the research for years, but it doesn't seem we have made much progress. We
really don't even have a reliable test for detecting the disease until it
has already done a great deal of damage.
I have the APOE4 gene and my dad dies of Alzheimers so I would say I have a
higher risk. I am not going to wait for science because this is my problem and
if I want things to change then I will have to do uncomfortable and hard things
(sarcastically said as a first world problem) like getting my diet in check
(drastically reduce sugars for example) and exercise for body and mind. Dr
Breseden's protocol has the most logical answer which probably isn't
totally right but it beats all of the pharmaceutical failures, and everyone can

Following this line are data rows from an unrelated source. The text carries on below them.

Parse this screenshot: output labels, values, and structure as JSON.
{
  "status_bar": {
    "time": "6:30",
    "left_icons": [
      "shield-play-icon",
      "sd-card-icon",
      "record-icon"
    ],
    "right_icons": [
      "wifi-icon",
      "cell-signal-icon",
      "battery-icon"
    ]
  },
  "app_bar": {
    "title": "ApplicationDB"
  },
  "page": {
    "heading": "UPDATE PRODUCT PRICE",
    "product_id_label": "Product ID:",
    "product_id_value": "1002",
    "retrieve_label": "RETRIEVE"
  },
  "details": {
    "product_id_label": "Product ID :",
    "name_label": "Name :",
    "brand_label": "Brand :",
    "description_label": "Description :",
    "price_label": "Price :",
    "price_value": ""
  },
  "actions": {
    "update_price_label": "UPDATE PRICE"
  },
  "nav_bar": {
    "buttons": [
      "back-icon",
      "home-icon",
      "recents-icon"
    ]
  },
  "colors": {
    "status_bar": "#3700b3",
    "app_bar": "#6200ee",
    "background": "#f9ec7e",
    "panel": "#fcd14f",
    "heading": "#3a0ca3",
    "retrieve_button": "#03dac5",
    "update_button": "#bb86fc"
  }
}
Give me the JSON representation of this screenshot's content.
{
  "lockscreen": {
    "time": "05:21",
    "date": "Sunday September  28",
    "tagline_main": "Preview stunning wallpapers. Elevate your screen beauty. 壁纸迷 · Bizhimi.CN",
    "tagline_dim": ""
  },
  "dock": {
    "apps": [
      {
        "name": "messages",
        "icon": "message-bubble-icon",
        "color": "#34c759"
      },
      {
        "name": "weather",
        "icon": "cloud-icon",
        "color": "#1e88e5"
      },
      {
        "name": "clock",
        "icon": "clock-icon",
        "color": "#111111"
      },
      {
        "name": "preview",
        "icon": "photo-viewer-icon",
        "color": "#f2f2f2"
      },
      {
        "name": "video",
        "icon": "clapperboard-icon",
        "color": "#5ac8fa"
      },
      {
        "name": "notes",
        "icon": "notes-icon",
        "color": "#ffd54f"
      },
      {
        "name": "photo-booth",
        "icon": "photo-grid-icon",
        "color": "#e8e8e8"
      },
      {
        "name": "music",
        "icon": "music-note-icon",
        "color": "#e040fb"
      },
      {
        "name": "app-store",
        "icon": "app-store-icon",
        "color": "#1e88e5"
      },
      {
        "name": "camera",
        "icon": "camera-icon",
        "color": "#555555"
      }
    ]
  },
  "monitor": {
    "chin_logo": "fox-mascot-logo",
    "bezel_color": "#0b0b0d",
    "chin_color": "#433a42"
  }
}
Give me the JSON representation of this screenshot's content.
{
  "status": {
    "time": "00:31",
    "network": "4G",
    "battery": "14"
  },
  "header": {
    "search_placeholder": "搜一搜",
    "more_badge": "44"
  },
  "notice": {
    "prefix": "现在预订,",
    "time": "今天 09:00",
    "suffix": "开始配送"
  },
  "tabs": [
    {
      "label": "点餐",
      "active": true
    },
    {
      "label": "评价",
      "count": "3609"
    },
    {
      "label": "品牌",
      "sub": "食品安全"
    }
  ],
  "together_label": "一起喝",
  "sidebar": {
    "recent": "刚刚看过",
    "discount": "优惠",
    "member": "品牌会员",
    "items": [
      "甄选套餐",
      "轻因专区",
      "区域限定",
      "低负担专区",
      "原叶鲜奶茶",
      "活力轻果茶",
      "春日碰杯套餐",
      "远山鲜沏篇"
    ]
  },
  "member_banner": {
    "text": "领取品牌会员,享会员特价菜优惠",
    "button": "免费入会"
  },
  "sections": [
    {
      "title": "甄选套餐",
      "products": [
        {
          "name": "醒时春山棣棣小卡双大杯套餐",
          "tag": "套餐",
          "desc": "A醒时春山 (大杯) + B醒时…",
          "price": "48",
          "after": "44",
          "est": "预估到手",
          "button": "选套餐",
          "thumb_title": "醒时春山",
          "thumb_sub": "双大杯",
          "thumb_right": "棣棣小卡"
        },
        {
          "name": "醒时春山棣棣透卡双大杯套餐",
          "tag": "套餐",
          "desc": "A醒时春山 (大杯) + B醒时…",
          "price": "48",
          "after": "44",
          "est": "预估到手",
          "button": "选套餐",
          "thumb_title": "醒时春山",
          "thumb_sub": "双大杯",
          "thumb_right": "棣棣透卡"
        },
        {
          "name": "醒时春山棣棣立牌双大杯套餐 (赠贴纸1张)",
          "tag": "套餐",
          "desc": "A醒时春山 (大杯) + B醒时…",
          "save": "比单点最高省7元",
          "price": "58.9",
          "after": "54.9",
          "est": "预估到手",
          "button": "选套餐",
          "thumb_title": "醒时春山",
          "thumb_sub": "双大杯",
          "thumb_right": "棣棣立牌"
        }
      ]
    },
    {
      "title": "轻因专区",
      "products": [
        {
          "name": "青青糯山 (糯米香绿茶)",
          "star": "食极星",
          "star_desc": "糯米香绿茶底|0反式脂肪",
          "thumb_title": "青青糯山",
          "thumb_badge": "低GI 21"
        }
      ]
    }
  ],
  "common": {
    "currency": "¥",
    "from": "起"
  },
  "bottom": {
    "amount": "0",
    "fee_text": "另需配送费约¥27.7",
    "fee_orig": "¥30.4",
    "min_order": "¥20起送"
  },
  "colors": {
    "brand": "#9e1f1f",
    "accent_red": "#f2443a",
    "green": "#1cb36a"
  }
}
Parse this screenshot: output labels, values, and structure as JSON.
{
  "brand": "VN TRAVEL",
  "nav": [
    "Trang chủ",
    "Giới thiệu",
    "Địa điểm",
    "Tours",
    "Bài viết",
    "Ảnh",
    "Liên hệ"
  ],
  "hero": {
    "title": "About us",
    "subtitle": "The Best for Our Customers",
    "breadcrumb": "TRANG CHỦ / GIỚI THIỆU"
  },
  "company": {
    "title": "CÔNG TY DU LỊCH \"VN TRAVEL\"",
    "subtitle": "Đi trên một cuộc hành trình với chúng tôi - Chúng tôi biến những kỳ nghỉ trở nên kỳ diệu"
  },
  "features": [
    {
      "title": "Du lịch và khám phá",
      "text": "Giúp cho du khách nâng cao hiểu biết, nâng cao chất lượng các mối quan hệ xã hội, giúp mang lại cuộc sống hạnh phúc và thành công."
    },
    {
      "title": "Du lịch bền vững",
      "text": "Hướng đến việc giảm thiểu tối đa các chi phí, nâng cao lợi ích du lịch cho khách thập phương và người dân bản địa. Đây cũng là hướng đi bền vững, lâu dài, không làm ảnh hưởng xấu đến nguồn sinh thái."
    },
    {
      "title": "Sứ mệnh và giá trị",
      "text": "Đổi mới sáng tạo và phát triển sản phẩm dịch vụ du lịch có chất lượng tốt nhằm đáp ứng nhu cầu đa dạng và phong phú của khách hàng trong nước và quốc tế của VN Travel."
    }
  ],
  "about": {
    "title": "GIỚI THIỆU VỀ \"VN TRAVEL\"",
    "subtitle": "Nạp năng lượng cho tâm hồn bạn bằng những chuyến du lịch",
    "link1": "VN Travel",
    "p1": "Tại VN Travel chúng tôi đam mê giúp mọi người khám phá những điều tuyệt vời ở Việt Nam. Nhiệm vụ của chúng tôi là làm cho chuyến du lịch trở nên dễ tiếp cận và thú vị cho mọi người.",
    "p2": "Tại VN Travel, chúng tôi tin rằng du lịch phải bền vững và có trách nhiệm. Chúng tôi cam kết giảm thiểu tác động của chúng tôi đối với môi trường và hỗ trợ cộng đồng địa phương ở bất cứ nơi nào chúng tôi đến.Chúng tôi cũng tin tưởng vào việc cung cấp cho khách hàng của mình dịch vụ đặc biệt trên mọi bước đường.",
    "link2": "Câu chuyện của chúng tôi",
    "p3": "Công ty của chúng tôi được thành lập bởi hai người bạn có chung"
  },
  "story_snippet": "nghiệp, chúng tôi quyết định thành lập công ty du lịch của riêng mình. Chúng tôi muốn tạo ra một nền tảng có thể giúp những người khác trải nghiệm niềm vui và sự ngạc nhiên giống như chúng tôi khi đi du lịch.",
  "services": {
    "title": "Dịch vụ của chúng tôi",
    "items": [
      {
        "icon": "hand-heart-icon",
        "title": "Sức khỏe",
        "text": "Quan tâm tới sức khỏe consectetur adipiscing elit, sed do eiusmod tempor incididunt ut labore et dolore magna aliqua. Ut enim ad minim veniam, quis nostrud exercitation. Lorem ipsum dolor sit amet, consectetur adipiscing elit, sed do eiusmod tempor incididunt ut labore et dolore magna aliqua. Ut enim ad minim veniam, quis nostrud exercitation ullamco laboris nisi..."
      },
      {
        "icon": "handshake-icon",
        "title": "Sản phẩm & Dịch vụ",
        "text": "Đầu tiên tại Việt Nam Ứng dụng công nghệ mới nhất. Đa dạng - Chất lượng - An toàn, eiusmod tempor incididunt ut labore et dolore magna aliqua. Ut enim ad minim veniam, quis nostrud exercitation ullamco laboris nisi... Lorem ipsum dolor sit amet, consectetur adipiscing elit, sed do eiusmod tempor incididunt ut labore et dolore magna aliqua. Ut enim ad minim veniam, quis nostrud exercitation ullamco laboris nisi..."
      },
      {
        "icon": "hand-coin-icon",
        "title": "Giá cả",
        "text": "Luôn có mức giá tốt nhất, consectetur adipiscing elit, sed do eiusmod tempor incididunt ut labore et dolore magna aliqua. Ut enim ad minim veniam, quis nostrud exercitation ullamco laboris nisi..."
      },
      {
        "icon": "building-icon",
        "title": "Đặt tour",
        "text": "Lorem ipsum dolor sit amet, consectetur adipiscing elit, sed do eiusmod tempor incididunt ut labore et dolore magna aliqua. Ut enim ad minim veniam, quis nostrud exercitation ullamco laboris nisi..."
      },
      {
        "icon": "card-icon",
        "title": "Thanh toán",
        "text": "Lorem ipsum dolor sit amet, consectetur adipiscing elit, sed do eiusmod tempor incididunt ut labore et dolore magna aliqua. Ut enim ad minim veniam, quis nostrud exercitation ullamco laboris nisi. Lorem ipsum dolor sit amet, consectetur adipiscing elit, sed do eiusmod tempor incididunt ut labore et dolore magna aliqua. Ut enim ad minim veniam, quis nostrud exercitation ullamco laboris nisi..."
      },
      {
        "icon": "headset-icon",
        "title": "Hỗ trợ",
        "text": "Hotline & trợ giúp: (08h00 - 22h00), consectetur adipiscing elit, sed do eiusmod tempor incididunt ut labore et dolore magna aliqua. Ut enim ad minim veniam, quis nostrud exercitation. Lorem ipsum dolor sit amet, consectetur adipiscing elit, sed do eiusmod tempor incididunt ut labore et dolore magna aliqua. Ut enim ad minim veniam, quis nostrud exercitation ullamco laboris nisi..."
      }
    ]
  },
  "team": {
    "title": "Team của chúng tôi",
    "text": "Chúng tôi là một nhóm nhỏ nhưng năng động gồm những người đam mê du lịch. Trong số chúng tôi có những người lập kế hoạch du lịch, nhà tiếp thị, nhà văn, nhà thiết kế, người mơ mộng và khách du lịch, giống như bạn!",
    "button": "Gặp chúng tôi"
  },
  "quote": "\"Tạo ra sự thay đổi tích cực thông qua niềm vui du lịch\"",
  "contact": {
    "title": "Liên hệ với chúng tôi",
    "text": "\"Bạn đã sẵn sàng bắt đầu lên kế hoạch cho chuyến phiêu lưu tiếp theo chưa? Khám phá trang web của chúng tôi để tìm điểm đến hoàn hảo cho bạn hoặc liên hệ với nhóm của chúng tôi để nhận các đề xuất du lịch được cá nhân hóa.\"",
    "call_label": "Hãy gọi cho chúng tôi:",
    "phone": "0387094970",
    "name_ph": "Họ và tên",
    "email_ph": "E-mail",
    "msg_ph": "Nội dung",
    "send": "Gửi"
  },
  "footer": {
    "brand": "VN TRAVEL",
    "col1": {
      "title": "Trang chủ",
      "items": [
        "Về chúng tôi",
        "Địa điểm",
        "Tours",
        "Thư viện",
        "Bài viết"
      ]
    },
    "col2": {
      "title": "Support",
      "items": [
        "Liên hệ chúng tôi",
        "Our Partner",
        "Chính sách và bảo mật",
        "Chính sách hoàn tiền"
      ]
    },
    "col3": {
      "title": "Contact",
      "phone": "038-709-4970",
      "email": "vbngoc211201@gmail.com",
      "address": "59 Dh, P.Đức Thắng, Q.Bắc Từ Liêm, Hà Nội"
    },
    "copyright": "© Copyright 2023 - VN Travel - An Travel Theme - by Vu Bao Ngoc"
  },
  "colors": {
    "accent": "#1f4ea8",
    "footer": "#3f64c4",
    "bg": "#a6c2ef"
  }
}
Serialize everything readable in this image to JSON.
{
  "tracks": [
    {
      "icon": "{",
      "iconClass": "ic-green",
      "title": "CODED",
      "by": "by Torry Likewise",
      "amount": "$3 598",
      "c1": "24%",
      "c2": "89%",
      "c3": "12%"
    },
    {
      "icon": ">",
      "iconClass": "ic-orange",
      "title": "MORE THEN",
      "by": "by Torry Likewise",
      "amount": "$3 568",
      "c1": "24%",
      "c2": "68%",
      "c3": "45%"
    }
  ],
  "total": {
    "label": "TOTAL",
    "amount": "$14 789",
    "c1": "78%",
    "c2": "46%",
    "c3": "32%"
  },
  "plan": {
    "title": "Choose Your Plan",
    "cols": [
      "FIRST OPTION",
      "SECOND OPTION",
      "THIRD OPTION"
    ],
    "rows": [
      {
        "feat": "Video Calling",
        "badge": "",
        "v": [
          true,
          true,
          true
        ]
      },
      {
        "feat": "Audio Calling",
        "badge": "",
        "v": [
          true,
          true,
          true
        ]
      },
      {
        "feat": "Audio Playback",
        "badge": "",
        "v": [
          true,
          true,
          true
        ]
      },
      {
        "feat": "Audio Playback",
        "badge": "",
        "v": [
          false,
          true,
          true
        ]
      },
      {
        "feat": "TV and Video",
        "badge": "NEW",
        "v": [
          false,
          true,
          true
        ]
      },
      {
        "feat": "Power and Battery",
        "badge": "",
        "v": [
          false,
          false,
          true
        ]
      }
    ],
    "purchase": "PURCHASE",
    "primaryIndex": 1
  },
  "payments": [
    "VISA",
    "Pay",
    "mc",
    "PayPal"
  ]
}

do it with minimal costs. With it, the worst thing that can happen is that you
will be more healthy. I don't think a magic pill will solve this one.
Regarding your question “what happened to the promising progress on
fighting Alzheimer’s,” one of the answers is, sadly, that an
inordinate (or at least disproportionate) amount of resources and funding have
gone into the more “glamorous” or politically correct effort to deal
with HIV/AIDS. The U. S. Department of Health and Human Services recently
published that the U.S. Government is spending more than $28 billion per year on
HIV/AIDS, not to mention the fundraisers, concerts, etc. put on by Hollywood and
entertainers to combat AIDS. Compare that to the $2 billion per year for
Alzheimer’s which your article mentions. When you compare the cost of both
diseases and the number of people in the United States afflicted with each (1.1
million with AIDS and 5.8 million with Alzheimer’s), one must ask why our
government would spend more than 14 times as much every year on AIDS? To say the
least, the answer is disturbing.
I know I carry the gene but I feel confident science will prevail before I age
into the highest risk demographic. I’m much more concerned about my
parents who are only a few years away from when symptoms start manifesting. A
real solution can’t come fast enough.
From the op-ed: "Preventing Alzheimer's is not just about saving
yourself. The disease puts a huge burden on younger generations who must provide
care and also bear the cost of programs for the elderly. There are fewer and
fewer younger people to heft that load."But nobody can have any
children, because we must save the planet. Of course, if nobody has any
children, the Earth's population rate, which in many areas is below
replacement level already, eventually will die off, which prompts the question
"Who, or what, are we saving the planet for?" Cockroaches?